A Yuri breakaway was easily saved in the 20th minute before a near-post effort was mauled by the Llagostera goalie Rene a few moments later. The 32 year-old then closed the first half with a couple of near misses to get everyone eager for the restart.
Firstly a textbook falling bicycle kick in the 46th saw Llagostera goalie Rene save and fall with the ball agonisingly hugging the line. Then Yuri tumbled over in the box but the referee waved the appeals away, much to the Brazilian’s chagrin.
In the last action of the first half a raiding Acoran tried to round the last man and went to ground. It never looked a penalty but the home crowd sensed an excuse for some manufactured rage and howled wildly at the match officials as they trooped off the field with their police escort, as is the custom in Spain.
On the hour mark, Diaz made his move and brought on Pablo Infante, a bald bank manager no less but blessed with attacking fervour and good close control.
Five minutes later Yuri was withdrawn, shaking his head as he trudged off. Another day…
Maybe the heat was playing tricks on me but for a split-second I thought there were more than 22 players on the pitch, until I swifly realised the reflections from the press cabins were creating a trompe l’oeil reminiscent of the ghost armies in Pirates of the Caribbean.
Ponfe probably wished they had some phantoms on their side as for all their attacking intent they did not look like finding the net alone.
If the stalemate needed a kick it got in the 74th when Llagostera’s Aimar not so much impeded as mugged Acoran as he would not let go until he handed him his wallet. A red card was the only outcome. Game on.
From the resulting free kick Pablo chipped an exquisite ball over the wall but Andy guided his shot wide from what looked like a golden chance to score.
Ponferradina looked more assured now with the subs on. Pablo was making dangerous incursions from the left and Tete, a pint-sized raider with fast feet, motored down the middle.
But as the minutes wore on the Spanish afternoon heat took its sapping effect and a well-fought 0-0 scoreline looked imminent.
Some fans headed for the exit kicking their heels and cursing their team’s lack of luck once more.
Then out of nowhere, a sting in the tail. As the clock crept to 94 minutes, Llagostera substitute Alberto Perea danced through a tiring Ponferrada backline and fired a killer winner into the far corner.
Ponfe kicked off and the referee blew for full time. A sucker punch indeed which nobody in the ground had expected. Football, the ever-unpredictable game of surprises.
The Catalan commentator on my left went into full crazy Latino gooaaall mode. A woman a few rows in front turned and shouted abuse at him before a man whose hair was almost white climbed a few steps before thumping the plastic partition with some equally fruity epithets. Now I understand why they cage the hacks in.
Diaz should have been feeling the pressure as his team look odds-on to miss the play-offs and leave the dream of the first division and the likes of Barcelona for another year.
But the congenial Madrid-born manager was instead philosophical at his side falling to a last-gasp winner.
“We have all seen a lot of football and we know that these things happen,” mused Diaz.
“I have to congratulate the players, They are some of the best we have had here,” he said. “We created the chances.
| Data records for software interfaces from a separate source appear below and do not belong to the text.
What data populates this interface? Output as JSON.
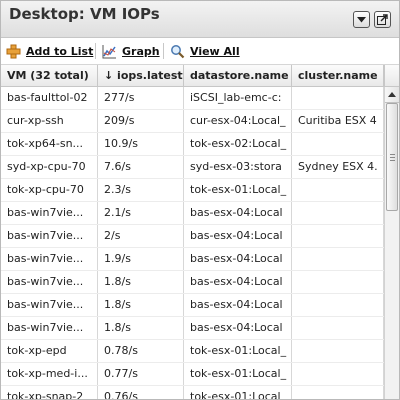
{
  "header": {
    "title": "Desktop: VM IOPs"
  },
  "toolbar": {
    "add_to_list": "Add to List",
    "graph": "Graph",
    "view_all": "View All"
  },
  "table": {
    "columns": [
      "VM (32 total)",
      "↓ iops.latest",
      "datastore.name",
      "cluster.name"
    ],
    "rows": [
      [
        "bas-faulttol-02",
        "277/s",
        "iSCSI_lab-emc-c:",
        ""
      ],
      [
        "cur-xp-ssh",
        "209/s",
        "cur-esx-04:Local_",
        "Curitiba ESX 4"
      ],
      [
        "tok-xp64-sn...",
        "10.9/s",
        "tok-esx-02:Local_",
        ""
      ],
      [
        "syd-xp-cpu-70",
        "7.6/s",
        "syd-esx-03:stora",
        "Sydney ESX 4."
      ],
      [
        "tok-xp-cpu-70",
        "2.3/s",
        "tok-esx-01:Local_",
        ""
      ],
      [
        "bas-win7vie...",
        "2.1/s",
        "bas-esx-04:Local",
        ""
      ],
      [
        "bas-win7vie...",
        "2/s",
        "bas-esx-04:Local",
        ""
      ],
      [
        "bas-win7vie...",
        "1.9/s",
        "bas-esx-04:Local",
        ""
      ],
      [
        "bas-win7vie...",
        "1.8/s",
        "bas-esx-04:Local",
        ""
      ],
      [
        "bas-win7vie...",
        "1.8/s",
        "bas-esx-04:Local",
        ""
      ],
      [
        "bas-win7vie...",
        "1.8/s",
        "bas-esx-04:Local",
        ""
      ],
      [
        "tok-xp-epd",
        "0.78/s",
        "tok-esx-01:Local_",
        ""
      ],
      [
        "tok-xp-med-i...",
        "0.77/s",
        "tok-esx-01:Local_",
        ""
      ],
      [
        "tok-xp-snap-2",
        "0.76/s",
        "tok-esx-01:Local_",
        ""
      ]
    ]
  }
}
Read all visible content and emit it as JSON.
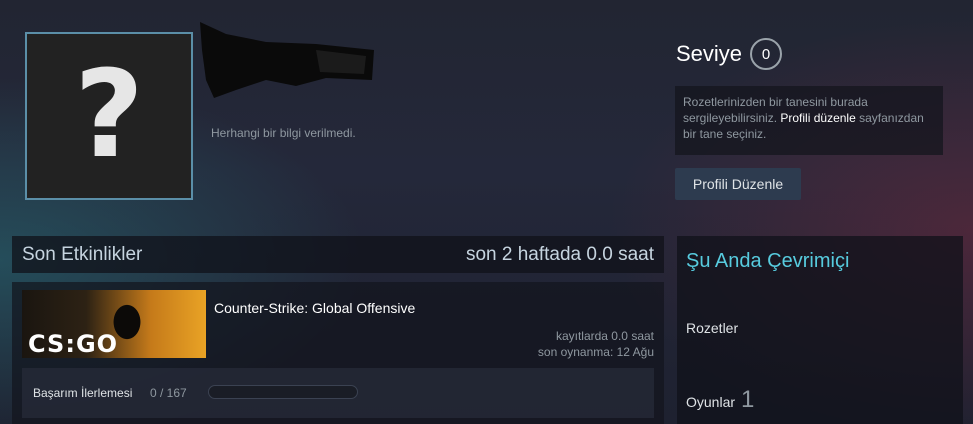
{
  "profile": {
    "summary": "Herhangi bir bilgi verilmedi.",
    "avatar_glyph": "?"
  },
  "level": {
    "label": "Seviye",
    "value": "0"
  },
  "badge_showcase": {
    "text_before": "Rozetlerinizden bir tanesini burada sergileyebilirsiniz. ",
    "link": "Profili düzenle",
    "text_after": " sayfanızdan bir tane seçiniz."
  },
  "edit_profile_button": "Profili Düzenle",
  "recent_activity": {
    "title": "Son Etkinlikler",
    "hours": "son 2 haftada 0.0 saat",
    "games": [
      {
        "name": "Counter-Strike: Global Offensive",
        "logo_text": "CS:GO",
        "hours_on_record": "kayıtlarda 0.0 saat",
        "last_played": "son oynanma: 12 Ağu",
        "achievements_label": "Başarım İlerlemesi",
        "achievements_count": "0 / 167",
        "achievements_progress": 0
      }
    ]
  },
  "side": {
    "status": "Şu Anda Çevrimiçi",
    "badges_label": "Rozetler",
    "games_label": "Oyunlar",
    "games_count": "1"
  },
  "colors": {
    "accent_online": "#57cbde",
    "button_bg": "#2d3b4f",
    "progress_fill": "#5f96c4"
  }
}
It is rare that we don’t score. I don’t know what happened this game.”
Inevitably a journalist asked him about his future, a stock theme of press conferences this stage of the season wherever you are.
As expected, Diaz replied he felt comfortable and wished to continue but that he accepts the club must have the final say. No surprise there.
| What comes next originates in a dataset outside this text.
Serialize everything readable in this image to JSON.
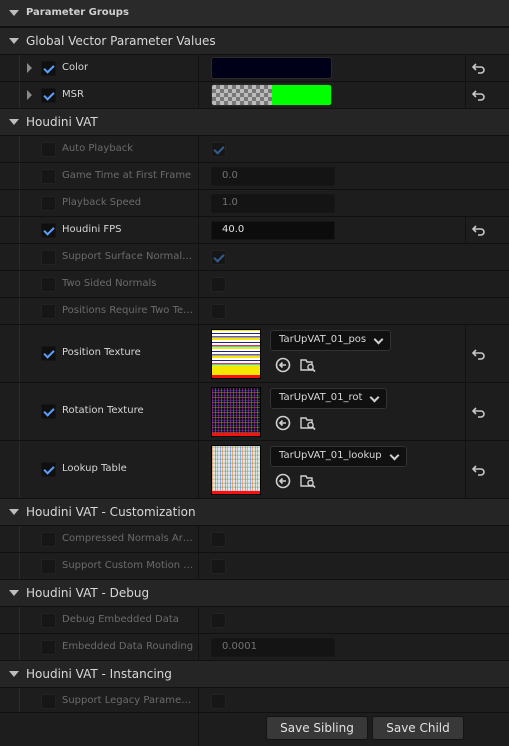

It was an enjoyable afternoon all in all, despite the shock of a late defeat for the home side. A warm summer’s day, the flowers in bloom and the colourful hills around could not make it otherwise. Ponfe will miss the playoffs? There is always next season.